Family Safeguarding Hertfordshire: Evaluation Report
Children’s Social Care Innovation Programme Evaluation Report 55
Family Safeguarding Hertfordshire (FSH) is a whole-system reform of Children’s Services which aims to improve the quality of work undertaken with families, and thereby outcomes for children and parents. It brings together a partnership including the police, health (including mental health), probation and substance misuse services. Key elements include specialist workers with domestic abuse, substance misuse and mental health expertise joining teams; training in Motivational Interviewing (MI is ‘a client-centered, directive therapeutic style to enhance readiness for change’; Rollnick and Miller, 1995, p325- 334) as a framework for practice for all staff; a move to group case discussions; and structured tools to support direct work. In addition, there is an attempt to provide practice-enabling factors, such as reduced caseloads and assessment workbooks.
The evaluation consisted of 3 strands:

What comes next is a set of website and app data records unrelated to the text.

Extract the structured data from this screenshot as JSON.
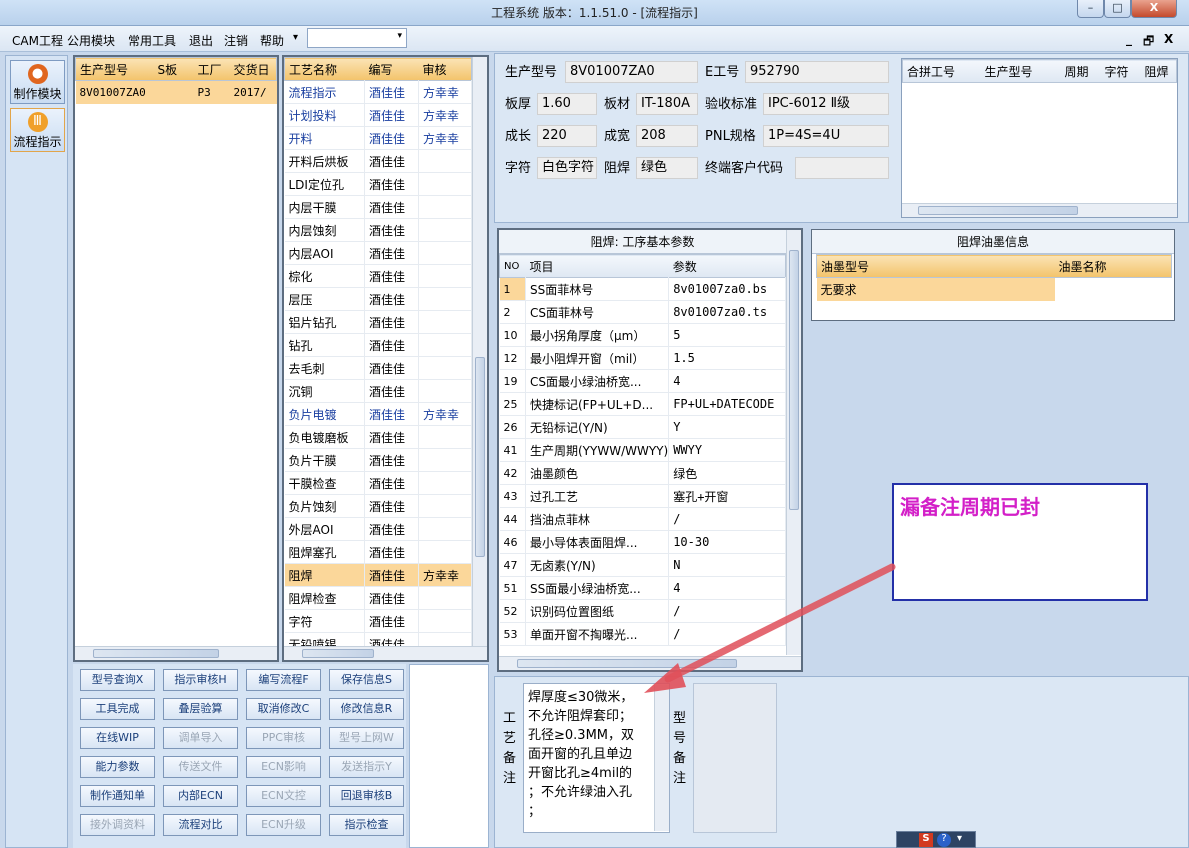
{
  "window": {
    "title": "工程系统   版本：1.1.51.0 - [流程指示]",
    "controls": {
      "minimize": "–",
      "maximize": "□",
      "close": "X"
    }
  },
  "menu": {
    "items": [
      "CAM工程",
      "公用模块",
      "常用工具",
      "退出",
      "注销",
      "帮助"
    ],
    "dropdown_marker": "▾",
    "mdi": [
      "_",
      "🗗",
      "X"
    ]
  },
  "sidebar": {
    "items": [
      {
        "label": "制作模块"
      },
      {
        "label": "流程指示"
      }
    ]
  },
  "orders": {
    "headers": [
      "生产型号",
      "S板",
      "工厂",
      "交货日"
    ],
    "rows": [
      [
        "8V01007ZA0",
        "",
        "P3",
        "2017/"
      ]
    ]
  },
  "process": {
    "headers": [
      "工艺名称",
      "编写",
      "审核"
    ],
    "rows": [
      [
        "流程指示",
        "酒佳佳",
        "方幸幸"
      ],
      [
        "计划投料",
        "酒佳佳",
        "方幸幸"
      ],
      [
        "开料",
        "酒佳佳",
        "方幸幸"
      ],
      [
        "开料后烘板",
        "酒佳佳",
        ""
      ],
      [
        "LDI定位孔",
        "酒佳佳",
        ""
      ],
      [
        "内层干膜",
        "酒佳佳",
        ""
      ],
      [
        "内层蚀刻",
        "酒佳佳",
        ""
      ],
      [
        "内层AOI",
        "酒佳佳",
        ""
      ],
      [
        "棕化",
        "酒佳佳",
        ""
      ],
      [
        "层压",
        "酒佳佳",
        ""
      ],
      [
        "铝片钻孔",
        "酒佳佳",
        ""
      ],
      [
        "钻孔",
        "酒佳佳",
        ""
      ],
      [
        "去毛刺",
        "酒佳佳",
        ""
      ],
      [
        "沉铜",
        "酒佳佳",
        ""
      ],
      [
        "负片电镀",
        "酒佳佳",
        "方幸幸"
      ],
      [
        "负电镀磨板",
        "酒佳佳",
        ""
      ],
      [
        "负片干膜",
        "酒佳佳",
        ""
      ],
      [
        "干膜检查",
        "酒佳佳",
        ""
      ],
      [
        "负片蚀刻",
        "酒佳佳",
        ""
      ],
      [
        "外层AOI",
        "酒佳佳",
        ""
      ],
      [
        "阻焊塞孔",
        "酒佳佳",
        ""
      ],
      [
        "阻焊",
        "酒佳佳",
        "方幸幸"
      ],
      [
        "阻焊检查",
        "酒佳佳",
        ""
      ],
      [
        "字符",
        "酒佳佳",
        ""
      ],
      [
        "无铅喷锡",
        "酒佳佳",
        ""
      ]
    ]
  },
  "info": {
    "labels": {
      "model": "生产型号",
      "eno": "E工号",
      "thick": "板厚",
      "mat": "板材",
      "std": "验收标准",
      "len": "成长",
      "wid": "成宽",
      "pnl": "PNL规格",
      "char": "字符",
      "mask": "阻焊",
      "cust": "终端客户代码"
    },
    "values": {
      "model": "8V01007ZA0",
      "eno": "952790",
      "thick": "1.60",
      "mat": "IT-180A",
      "std": "IPC-6012 Ⅱ级",
      "len": "220",
      "wid": "208",
      "pnl": "1P=4S=4U",
      "char": "白色字符",
      "mask": "绿色",
      "cust": ""
    }
  },
  "merge": {
    "headers": [
      "合拼工号",
      "生产型号",
      "周期",
      "字符",
      "阻焊"
    ]
  },
  "params": {
    "title": "阻焊: 工序基本参数",
    "headers": [
      "NO",
      "项目",
      "参数"
    ],
    "rows": [
      [
        "1",
        "SS面菲林号",
        "8v01007za0.bs"
      ],
      [
        "2",
        "CS面菲林号",
        "8v01007za0.ts"
      ],
      [
        "10",
        "最小拐角厚度（μm）",
        "5"
      ],
      [
        "12",
        "最小阻焊开窗（mil）",
        "1.5"
      ],
      [
        "19",
        "CS面最小绿油桥宽...",
        "4"
      ],
      [
        "25",
        "快捷标记(FP+UL+D...",
        "FP+UL+DATECODE"
      ],
      [
        "26",
        "无铅标记(Y/N)",
        "Y"
      ],
      [
        "41",
        "生产周期(YYWW/WWYY)",
        "WWYY"
      ],
      [
        "42",
        "油墨颜色",
        "绿色"
      ],
      [
        "43",
        "过孔工艺",
        "塞孔+开窗"
      ],
      [
        "44",
        "挡油点菲林",
        "/"
      ],
      [
        "46",
        "最小导体表面阻焊...",
        "10-30"
      ],
      [
        "47",
        "无卤素(Y/N)",
        "N"
      ],
      [
        "51",
        "SS面最小绿油桥宽...",
        "4"
      ],
      [
        "52",
        "识别码位置图纸",
        "/"
      ],
      [
        "53",
        "单面开窗不掏曝光...",
        "/"
      ]
    ]
  },
  "ink": {
    "title": "阻焊油墨信息",
    "headers": [
      "油墨型号",
      "油墨名称"
    ],
    "rows": [
      [
        "无要求",
        ""
      ]
    ]
  },
  "buttons": [
    [
      "型号查询X",
      "指示审核H",
      "编写流程F",
      "保存信息S"
    ],
    [
      "工具完成",
      "叠层验算",
      "取消修改C",
      "修改信息R"
    ],
    [
      "在线WIP",
      "调单导入",
      "PPC审核",
      "型号上网W"
    ],
    [
      "能力参数",
      "传送文件",
      "ECN影响",
      "发送指示Y"
    ],
    [
      "制作通知单",
      "内部ECN",
      "ECN文控",
      "回退审核B"
    ],
    [
      "接外调资料",
      "流程对比",
      "ECN升级",
      "指示检查"
    ]
  ],
  "disabled": [
    [
      false,
      false,
      false,
      false
    ],
    [
      false,
      false,
      false,
      false
    ],
    [
      false,
      true,
      true,
      true
    ],
    [
      false,
      true,
      true,
      true
    ],
    [
      false,
      false,
      true,
      false
    ],
    [
      true,
      false,
      true,
      false
    ]
  ],
  "notes": {
    "process_label": "工艺备注",
    "model_label": "型号备注",
    "text": [
      "焊厚度≤30微米，",
      "不允许阻焊套印；",
      "孔径≥0.3MM，双",
      "面开窗的孔且单边",
      "开窗比孔≥4mil的",
      "；不允许绿油入孔",
      "；"
    ]
  },
  "annotation": {
    "text": "漏备注周期已封"
  },
  "tray": {
    "icons": [
      "S",
      "?",
      "▾"
    ]
  },
  "colors": {
    "accent": "#1a3fa0",
    "selected": "#fbd79a",
    "annotation_text": "#d31fc8",
    "arrow": "#e0505a"
  }
}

• qualitative and quantitative data on the process of change from 185 interviews, 7 focus groups, 8 structured observations and 439 questionnaires from staff at 3 time points
• a comparison of practice, service experiences and outcomes prior to, during and after FSH implementation. This involved 126 observations of practice (104 of which were recorded and coded for skill), 108 research interviews with parents shortly after allocation and 40 at T2 (3 months later), and 11 with children. It also used data from computerised records for 447 families
• analysis of a large dataset that included evidence on service use and outcomes for all children and parents in every family allocated in FSH, for the 12 months from August 2015. Data included police involvement, emergency hospital admissions, school attendance, and substance misuse and mental health service use. The data related to the period prior to allocation (12 months) and the period following allocation (which ranged from 3 to 12 months depending on the date of allocation). It was for 940 families (1,752 children and 1,683 adults)
Process of Change
A huge amount was achieved within a very short space of time, including commissioning and delivering a large training programme for all staff; recruitment of new specialist adult workers; creating multidisciplinary teams; introducing new ways of working, and reducing caseloads. Effective management oversight and strong interagency working meant that the key planks of FSH were put in place swiftly, challenges were generally overcome and the reforms were delivered in an impressively efficient manner.
Of the 3 core planks of the programme of work, the involvement of adult workers was implemented swiftly and efficiently and there was a substantial reduction in caseloads. The training in MI was delivered, but was of mixed quality. The qualitative feedback for other elements was also mixed, with case discussions being a generally positive element of the changes, while workbooks and the structured work were less well received. In addition, a sense of energy about the project, and commitment to working to keep families together, were evident and likely to be an important, if less tangible, element of the change programme.
Workers were generally very positive about their role and work; about the changes involved in FSH, and a high level of energy and enthusiasm was sustained over the year. Workers’ levels of stress, satisfaction and intention to stay in the job were influenced by factors both within and beyond the reform programme, with line managers having a particularly important role. Other crucial factors included access to adult workers, individual workloads and stability at team level.